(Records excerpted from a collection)
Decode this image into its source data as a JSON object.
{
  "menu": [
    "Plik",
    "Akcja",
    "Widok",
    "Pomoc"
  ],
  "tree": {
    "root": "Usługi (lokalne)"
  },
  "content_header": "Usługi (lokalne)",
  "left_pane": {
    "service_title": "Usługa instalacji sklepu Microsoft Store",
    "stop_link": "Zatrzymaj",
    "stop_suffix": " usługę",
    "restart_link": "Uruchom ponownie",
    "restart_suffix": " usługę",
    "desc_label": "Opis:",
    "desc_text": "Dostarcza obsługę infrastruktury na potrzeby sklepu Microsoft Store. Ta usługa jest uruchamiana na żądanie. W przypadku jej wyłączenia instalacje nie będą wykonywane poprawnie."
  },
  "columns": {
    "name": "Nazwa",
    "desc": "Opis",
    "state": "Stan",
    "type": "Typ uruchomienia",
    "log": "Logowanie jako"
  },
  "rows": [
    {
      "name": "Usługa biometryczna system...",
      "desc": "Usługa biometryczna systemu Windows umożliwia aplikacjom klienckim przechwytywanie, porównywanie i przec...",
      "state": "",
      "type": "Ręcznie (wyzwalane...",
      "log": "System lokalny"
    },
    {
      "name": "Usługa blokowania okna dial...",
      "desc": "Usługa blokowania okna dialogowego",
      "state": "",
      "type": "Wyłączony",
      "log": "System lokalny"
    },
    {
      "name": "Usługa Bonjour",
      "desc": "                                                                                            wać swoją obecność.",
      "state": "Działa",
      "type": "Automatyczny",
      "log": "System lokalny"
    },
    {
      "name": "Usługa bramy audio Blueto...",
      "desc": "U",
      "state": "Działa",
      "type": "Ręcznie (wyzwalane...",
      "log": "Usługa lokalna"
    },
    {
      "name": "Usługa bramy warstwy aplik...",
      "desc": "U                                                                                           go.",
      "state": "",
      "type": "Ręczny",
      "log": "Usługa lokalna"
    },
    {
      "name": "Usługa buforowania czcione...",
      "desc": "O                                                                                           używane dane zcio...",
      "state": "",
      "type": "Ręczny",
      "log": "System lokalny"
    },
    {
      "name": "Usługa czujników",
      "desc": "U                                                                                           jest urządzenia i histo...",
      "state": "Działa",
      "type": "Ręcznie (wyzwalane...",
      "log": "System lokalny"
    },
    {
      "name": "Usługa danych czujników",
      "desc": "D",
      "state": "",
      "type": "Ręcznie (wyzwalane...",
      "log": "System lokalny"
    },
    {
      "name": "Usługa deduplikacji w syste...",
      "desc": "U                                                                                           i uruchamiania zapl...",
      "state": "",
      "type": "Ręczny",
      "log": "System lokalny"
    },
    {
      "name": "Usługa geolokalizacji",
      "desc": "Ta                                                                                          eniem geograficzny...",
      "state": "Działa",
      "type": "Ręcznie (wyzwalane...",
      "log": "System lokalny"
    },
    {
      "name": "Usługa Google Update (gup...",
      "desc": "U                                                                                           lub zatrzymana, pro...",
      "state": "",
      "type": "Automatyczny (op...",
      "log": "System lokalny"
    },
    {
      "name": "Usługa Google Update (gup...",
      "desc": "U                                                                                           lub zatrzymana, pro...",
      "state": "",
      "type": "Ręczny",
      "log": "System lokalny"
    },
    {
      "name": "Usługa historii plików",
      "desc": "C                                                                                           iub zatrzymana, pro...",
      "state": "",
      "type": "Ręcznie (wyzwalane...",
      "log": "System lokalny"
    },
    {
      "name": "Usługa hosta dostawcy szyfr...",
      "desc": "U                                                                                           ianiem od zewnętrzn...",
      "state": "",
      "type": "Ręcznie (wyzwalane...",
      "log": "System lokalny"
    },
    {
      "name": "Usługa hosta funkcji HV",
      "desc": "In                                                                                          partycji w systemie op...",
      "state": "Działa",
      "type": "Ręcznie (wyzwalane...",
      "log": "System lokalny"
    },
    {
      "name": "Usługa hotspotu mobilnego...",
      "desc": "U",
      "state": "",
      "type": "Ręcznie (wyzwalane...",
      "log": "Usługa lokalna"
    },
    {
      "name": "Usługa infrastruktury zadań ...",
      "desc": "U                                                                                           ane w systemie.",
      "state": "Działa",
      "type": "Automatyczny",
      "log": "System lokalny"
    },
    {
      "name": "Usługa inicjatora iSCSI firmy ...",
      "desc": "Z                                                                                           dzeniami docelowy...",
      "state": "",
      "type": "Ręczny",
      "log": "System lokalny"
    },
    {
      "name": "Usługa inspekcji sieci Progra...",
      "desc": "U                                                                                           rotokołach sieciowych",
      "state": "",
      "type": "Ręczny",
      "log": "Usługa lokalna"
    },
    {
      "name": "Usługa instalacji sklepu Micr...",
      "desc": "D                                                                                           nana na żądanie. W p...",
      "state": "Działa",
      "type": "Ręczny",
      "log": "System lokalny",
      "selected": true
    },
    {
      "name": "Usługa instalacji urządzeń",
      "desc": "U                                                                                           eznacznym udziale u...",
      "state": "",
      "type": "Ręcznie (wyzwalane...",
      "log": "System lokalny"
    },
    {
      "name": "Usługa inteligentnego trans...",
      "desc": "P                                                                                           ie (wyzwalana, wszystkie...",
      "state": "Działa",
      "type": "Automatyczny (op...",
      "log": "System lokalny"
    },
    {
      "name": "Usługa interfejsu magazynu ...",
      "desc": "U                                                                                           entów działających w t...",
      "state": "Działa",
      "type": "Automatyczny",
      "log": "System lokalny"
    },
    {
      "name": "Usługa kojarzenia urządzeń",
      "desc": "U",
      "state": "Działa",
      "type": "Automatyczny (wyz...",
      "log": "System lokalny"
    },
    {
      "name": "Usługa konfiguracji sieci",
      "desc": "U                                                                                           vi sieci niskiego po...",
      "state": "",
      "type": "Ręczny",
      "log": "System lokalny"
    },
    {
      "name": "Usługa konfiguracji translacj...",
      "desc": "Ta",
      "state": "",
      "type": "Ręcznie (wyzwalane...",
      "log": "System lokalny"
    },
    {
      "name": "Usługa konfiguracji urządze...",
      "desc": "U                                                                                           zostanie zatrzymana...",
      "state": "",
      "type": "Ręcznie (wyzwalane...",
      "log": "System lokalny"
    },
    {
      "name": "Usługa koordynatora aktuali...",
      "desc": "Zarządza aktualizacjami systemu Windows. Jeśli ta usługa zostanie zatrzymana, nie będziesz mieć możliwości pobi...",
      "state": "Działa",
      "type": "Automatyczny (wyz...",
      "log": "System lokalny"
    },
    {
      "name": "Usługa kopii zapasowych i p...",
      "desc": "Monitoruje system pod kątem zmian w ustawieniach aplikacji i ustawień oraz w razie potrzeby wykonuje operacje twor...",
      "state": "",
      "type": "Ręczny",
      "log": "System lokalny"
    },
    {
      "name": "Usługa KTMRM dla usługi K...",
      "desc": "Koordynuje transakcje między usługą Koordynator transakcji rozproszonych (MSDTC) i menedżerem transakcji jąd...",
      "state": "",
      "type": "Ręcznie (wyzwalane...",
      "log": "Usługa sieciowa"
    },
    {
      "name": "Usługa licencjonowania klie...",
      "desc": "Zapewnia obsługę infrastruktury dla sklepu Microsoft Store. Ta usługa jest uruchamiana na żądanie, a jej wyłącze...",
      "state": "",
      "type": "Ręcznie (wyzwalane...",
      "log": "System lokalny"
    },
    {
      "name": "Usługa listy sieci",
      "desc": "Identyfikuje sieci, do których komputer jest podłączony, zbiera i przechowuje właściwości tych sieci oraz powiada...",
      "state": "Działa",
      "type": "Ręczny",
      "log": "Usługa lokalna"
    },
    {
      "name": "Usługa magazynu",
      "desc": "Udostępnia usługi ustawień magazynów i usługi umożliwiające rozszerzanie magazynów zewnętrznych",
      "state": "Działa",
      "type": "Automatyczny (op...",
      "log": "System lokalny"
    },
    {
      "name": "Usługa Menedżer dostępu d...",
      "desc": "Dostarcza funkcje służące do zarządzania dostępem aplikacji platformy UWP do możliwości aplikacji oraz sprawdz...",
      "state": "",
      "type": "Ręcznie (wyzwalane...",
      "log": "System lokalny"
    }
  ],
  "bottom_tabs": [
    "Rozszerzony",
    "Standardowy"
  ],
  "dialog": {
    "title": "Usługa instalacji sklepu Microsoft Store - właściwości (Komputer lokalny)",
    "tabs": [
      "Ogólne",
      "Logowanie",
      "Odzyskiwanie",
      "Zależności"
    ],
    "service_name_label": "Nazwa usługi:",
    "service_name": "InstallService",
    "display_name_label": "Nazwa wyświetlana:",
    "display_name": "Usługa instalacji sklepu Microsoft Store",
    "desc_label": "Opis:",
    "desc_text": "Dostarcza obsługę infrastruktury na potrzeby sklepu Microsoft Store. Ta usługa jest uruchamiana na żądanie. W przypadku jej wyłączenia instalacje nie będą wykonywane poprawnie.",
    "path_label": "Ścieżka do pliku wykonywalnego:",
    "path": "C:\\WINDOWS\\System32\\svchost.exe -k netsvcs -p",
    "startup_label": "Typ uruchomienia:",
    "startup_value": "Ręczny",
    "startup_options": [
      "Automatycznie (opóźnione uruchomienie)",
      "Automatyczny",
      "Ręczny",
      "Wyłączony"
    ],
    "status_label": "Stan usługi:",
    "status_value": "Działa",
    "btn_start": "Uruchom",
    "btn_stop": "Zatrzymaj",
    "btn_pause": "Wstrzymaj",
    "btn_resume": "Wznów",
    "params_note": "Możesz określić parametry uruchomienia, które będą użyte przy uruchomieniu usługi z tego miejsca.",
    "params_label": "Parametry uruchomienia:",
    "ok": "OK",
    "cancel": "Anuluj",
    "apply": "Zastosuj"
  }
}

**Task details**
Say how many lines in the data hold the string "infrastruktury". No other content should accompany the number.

**Task result**
4